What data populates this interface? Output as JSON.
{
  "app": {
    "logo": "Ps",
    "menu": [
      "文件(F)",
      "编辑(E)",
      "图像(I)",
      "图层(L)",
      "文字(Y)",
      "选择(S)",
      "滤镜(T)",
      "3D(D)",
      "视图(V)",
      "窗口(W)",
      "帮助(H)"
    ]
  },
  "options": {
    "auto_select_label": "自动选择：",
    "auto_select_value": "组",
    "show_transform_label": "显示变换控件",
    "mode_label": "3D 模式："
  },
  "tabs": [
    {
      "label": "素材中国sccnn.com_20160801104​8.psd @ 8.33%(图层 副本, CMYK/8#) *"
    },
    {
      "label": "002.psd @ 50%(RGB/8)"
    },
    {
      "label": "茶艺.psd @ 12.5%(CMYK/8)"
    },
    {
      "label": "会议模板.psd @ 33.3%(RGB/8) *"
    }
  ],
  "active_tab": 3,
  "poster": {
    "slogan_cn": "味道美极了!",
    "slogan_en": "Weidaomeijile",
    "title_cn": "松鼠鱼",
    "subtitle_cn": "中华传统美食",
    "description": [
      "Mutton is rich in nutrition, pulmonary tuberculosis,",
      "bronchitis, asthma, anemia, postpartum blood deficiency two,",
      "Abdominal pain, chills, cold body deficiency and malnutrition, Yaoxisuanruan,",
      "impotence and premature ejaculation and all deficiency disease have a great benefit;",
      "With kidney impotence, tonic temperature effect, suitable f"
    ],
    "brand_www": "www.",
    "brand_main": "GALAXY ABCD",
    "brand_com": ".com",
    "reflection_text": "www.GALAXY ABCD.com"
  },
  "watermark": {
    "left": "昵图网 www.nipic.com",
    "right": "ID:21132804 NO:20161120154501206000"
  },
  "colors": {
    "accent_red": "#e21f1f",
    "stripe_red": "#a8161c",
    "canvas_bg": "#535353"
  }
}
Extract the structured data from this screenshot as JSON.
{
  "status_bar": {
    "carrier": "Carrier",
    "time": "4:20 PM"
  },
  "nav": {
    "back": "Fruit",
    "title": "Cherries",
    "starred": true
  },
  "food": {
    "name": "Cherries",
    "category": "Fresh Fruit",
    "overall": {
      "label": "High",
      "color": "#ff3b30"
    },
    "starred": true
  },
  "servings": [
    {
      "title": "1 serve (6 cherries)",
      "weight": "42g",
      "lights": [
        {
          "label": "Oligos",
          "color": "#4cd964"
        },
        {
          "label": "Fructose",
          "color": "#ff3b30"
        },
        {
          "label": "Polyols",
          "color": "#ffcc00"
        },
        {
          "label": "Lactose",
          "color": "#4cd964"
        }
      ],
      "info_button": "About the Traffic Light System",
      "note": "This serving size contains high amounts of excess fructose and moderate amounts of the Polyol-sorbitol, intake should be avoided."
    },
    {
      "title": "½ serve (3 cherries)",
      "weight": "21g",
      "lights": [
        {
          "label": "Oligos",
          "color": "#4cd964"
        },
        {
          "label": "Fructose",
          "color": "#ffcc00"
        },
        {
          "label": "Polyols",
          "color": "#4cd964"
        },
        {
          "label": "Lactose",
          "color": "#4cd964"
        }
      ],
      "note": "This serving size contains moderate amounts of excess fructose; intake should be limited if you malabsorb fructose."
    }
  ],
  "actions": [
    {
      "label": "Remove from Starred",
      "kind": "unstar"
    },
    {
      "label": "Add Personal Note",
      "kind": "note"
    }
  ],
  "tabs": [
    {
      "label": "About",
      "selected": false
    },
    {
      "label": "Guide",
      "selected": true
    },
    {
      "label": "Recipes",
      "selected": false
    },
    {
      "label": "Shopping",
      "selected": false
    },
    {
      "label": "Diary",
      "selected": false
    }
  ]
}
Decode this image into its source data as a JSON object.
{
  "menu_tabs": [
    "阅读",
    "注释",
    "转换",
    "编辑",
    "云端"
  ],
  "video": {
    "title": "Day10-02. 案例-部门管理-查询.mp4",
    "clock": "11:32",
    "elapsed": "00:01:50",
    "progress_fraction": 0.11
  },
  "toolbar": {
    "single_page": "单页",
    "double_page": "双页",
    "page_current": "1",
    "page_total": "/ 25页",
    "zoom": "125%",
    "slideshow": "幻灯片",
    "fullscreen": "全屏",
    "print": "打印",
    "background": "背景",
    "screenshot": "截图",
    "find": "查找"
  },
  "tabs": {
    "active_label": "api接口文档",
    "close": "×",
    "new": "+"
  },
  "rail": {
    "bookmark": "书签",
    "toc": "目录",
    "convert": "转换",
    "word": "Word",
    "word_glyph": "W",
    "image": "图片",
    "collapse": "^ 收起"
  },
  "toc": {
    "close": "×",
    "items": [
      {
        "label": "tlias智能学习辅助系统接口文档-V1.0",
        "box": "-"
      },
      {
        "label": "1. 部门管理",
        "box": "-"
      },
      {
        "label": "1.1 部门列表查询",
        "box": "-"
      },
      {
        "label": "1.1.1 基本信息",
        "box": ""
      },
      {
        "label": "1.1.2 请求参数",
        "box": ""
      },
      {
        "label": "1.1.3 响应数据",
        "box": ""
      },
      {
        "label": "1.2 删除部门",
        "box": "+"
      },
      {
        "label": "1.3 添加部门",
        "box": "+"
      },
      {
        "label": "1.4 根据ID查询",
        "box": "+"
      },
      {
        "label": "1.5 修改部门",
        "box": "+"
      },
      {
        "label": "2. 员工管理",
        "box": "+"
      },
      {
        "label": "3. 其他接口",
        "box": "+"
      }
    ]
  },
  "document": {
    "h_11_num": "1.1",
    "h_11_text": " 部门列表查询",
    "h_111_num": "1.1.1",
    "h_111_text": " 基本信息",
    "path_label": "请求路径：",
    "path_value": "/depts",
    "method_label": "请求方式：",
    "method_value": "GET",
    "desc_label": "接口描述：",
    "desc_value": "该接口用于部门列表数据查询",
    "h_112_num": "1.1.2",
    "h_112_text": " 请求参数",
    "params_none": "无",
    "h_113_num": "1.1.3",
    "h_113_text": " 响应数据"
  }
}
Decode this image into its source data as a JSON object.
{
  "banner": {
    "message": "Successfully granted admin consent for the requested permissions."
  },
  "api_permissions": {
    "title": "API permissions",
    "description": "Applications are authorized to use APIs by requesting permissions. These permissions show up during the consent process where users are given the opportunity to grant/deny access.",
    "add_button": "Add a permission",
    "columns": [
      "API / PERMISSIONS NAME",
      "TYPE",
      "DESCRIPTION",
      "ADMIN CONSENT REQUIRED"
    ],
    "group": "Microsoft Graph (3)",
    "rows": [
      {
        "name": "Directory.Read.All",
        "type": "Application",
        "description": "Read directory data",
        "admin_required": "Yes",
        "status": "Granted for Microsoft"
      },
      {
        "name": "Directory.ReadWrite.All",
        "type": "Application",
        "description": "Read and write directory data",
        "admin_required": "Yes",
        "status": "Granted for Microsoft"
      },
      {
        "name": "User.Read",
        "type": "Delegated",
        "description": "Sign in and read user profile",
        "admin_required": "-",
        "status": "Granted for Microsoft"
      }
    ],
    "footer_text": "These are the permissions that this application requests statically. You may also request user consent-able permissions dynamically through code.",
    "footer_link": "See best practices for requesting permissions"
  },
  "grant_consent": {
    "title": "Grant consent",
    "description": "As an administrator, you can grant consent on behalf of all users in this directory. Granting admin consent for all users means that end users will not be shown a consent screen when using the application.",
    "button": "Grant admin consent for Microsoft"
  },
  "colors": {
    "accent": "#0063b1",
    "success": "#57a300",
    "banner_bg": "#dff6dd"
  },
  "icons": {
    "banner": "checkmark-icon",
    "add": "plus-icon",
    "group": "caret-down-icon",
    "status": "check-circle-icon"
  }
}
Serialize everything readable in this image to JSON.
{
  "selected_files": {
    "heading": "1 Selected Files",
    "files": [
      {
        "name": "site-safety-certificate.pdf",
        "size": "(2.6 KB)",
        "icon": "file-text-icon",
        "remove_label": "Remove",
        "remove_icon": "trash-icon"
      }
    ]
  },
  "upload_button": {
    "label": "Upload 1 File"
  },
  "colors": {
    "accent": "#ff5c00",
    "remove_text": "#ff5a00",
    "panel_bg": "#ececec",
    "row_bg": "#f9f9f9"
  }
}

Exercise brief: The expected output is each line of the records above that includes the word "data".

Task response:
What data populates this interface? Output as JSON.
Extract the structured data from this screenshot as JSON.
Decode this image into its source data as a JSON object.
Decode this image into its source data as a JSON object.
        "description": "Read directory data",
        "description": "Read and write directory data",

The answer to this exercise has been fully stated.